Improving refugees and host communities’ access to water and sanitation in Peshawar
With funds from Japan, UNICEF and Water and Sanitation Services Peshawar have helped rehabilitate water and sanitation systems in the city
PESHAWAR, Khyber Pakhtunkhwa, Pakistan, 1 August 2022 – “We wash our hands with soap to keep them clean and kill the germs,” seven-year-old Anam Yousaf says with a smile. “We wash them before eating, after using the toilet and after playing in the break.”
Anam is a Grade I student at Dar-e-Arqam school in Peshawar, the capital of Pakistan’s north western province, Khyber Pakhtunkhwa (KP). She and her classmates have become particular about washing their hands ever since their teacher told them the benefits of clean hands.
Until a few months ago, this would not have been possible.
“The water supply used to come only for a limited time and we had to store it for children to use during school hours,” says Gulnaz Afridi, the schools’ Principal.
“During COVID-19, we encouraged children to wash their hands frequently, but at times there was no water, and it was often contaminated. We had water filters installed in the school and encouraged children to drink only the filtered water but at times, they would still drink from the tap and fall sick,” she adds.
Anam lives with her parents and extended family not far from the school, in a congested neighbourhood called Chairman colony. This urban settlement has a population of over 20,000 people, including 6,000 registered Afghan refugees. The houses are small and multistoried but accommodate large families.
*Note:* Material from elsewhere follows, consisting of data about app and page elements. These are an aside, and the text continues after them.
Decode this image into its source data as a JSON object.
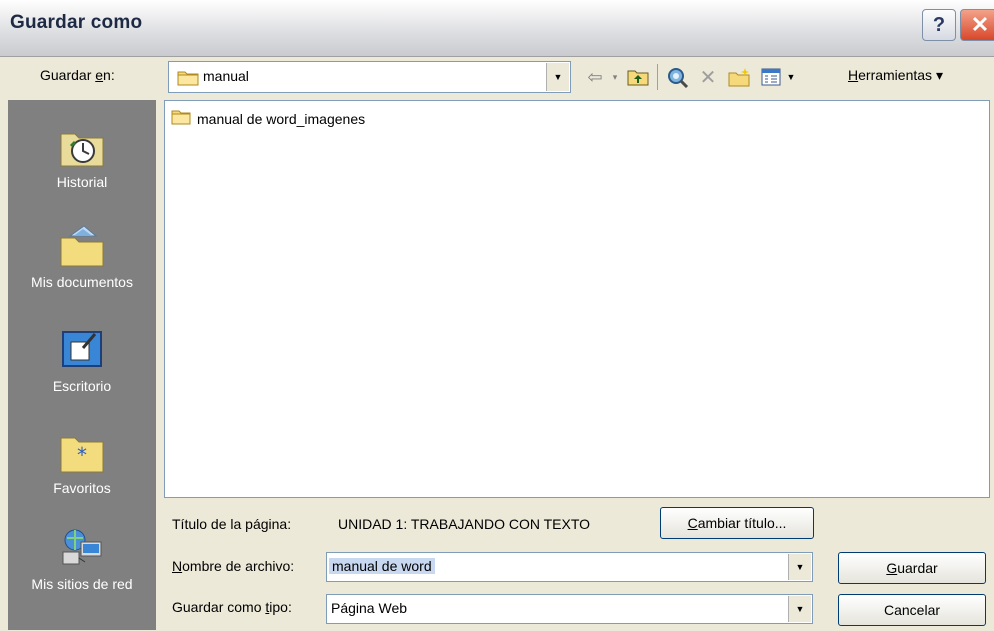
{
  "window": {
    "title": "Guardar como",
    "help": "?",
    "close": "✕"
  },
  "toolbar": {
    "save_in_label_pre": "Guardar ",
    "save_in_label_u": "e",
    "save_in_label_post": "n:",
    "current_folder": "manual",
    "tools_menu_u": "H",
    "tools_menu_rest": "erramientas",
    "tools_menu_arrow": "▾"
  },
  "places": [
    {
      "label": "Historial",
      "icon": "history-icon"
    },
    {
      "label": "Mis documentos",
      "icon": "my-documents-icon"
    },
    {
      "label": "Escritorio",
      "icon": "desktop-icon"
    },
    {
      "label": "Favoritos",
      "icon": "favorites-icon"
    },
    {
      "label": "Mis sitios de red",
      "icon": "network-places-icon"
    }
  ],
  "files": [
    {
      "name": "manual de word_imagenes",
      "icon": "folder-icon"
    }
  ],
  "page_title": {
    "label": "Título de la página:",
    "value": "UNIDAD 1: TRABAJANDO CON TEXTO",
    "button_u": "C",
    "button_rest": "ambiar título..."
  },
  "filename": {
    "label_u": "N",
    "label_rest": "ombre de archivo:",
    "value": "manual de word"
  },
  "filetype": {
    "label_pre": "Guardar como ",
    "label_u": "t",
    "label_post": "ipo:",
    "value": "Página Web"
  },
  "buttons": {
    "save_u": "G",
    "save_rest": "uardar",
    "cancel": "Cancelar"
  }
}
"During COVID-19, we encouraged children to wash their hands frequently, but at times there was no water, and it was often contaminated."
“Refugees have been living in this area for a very long time,” says Anam’s father, Yousaf Iqbal. “At one point, every other house in this area was occupied by a refugee family. As their number increased, they started developing their own settlements. This has put additional pressure on the services. Residents are facing water shortage and contamination issues,” Yousaf explains.
Until a few months ago, residents of Chairman colony and many other urban areas in Peshawar received water only for a limited time during the day and it was not safe for drinking.
Depleting ground water resources, old infrastructure and sewage occasionally seeping into the main water supply lines impeded access to safe drinking water across the city. It was compounded by a growing population and an increase in the number of refugee families.
Installing new ground water pumps and regulating the cleaning of sewerage drains in the city had become critical.
In 2021, with funds from the Government and people of Japan, UNICEF launched a project to improve families’ access to WASH services, with a focus on Afghan refugee communities and Pakistani host communities living in two provinces -- Khyber Pakhtunkhwa and Balochistan.
UNICEF’s work was closely coordinated with provincial and local authorities. In Peshawar, the project was led by the Water and Sanitation Services Peshawar (WSSP). It aimed to ensure a sufficient supply of improved quality water, to clean drains, to improve solid waste management and to ensure that roads and streets were regularly swept to prevent garbage from blocking the drainage system.
“An ever-increasing population has stretched the capacities of the water supply system in Peshawar,” says Obaidullah, WSSP Project Coordinator. “With Japanese funds and UNICEF’s technical assistance, we have replaced the hardware component and services, increased our human resources and led behavioural change communication campaigns,” he explains.
Under the project, new ground water extraction pumps have been installed, equipment for regular removal of solid waste and cleaning of drainage lines has been procured, fresh water supply pipelines have been laid and the sewerage system is now regularly cleaned to prevent water contamination.
Using the latest technologies, the project has helped made the water supply and delivery system more efficient while monitoring water quality in real time, to the benefit of the most vulnerable families.
Under the project, UNICEF and WSSP are also working to strengthen the Community Liaison Cell (CLC) to improve communities’ knowledge and practice of good hygiene and safe water handling. It has helped create public demand for services and generate revenue for them.
“The WSSP project has not only resolved the water supply and quality issues which we faced, but it has made our streets cleaner,” Anam’s father Yousaf Iqbal tells.
“People used to throw garbage outside their houses, which clogged the open drainage and stunk. It also caused our children, who usually play on the street, to fall sick quite often. Now the WSSP cleaning staff ensures that the drains are never blocked. We have sufficient water supply, and the quality has improved. Last but not least, all the residents have become aware of the need to keep their surroundings clean.”
In Peshawar, around 160,000 people are now benefitting from improved WASH services which also cover 13 educational institutions and four health facilities. Overall, the Japan funded, UNICEF-supported project is benefitting nearly 375,000 people in KP and Balochistan realize their right to safe drinking water and adequate sanitation.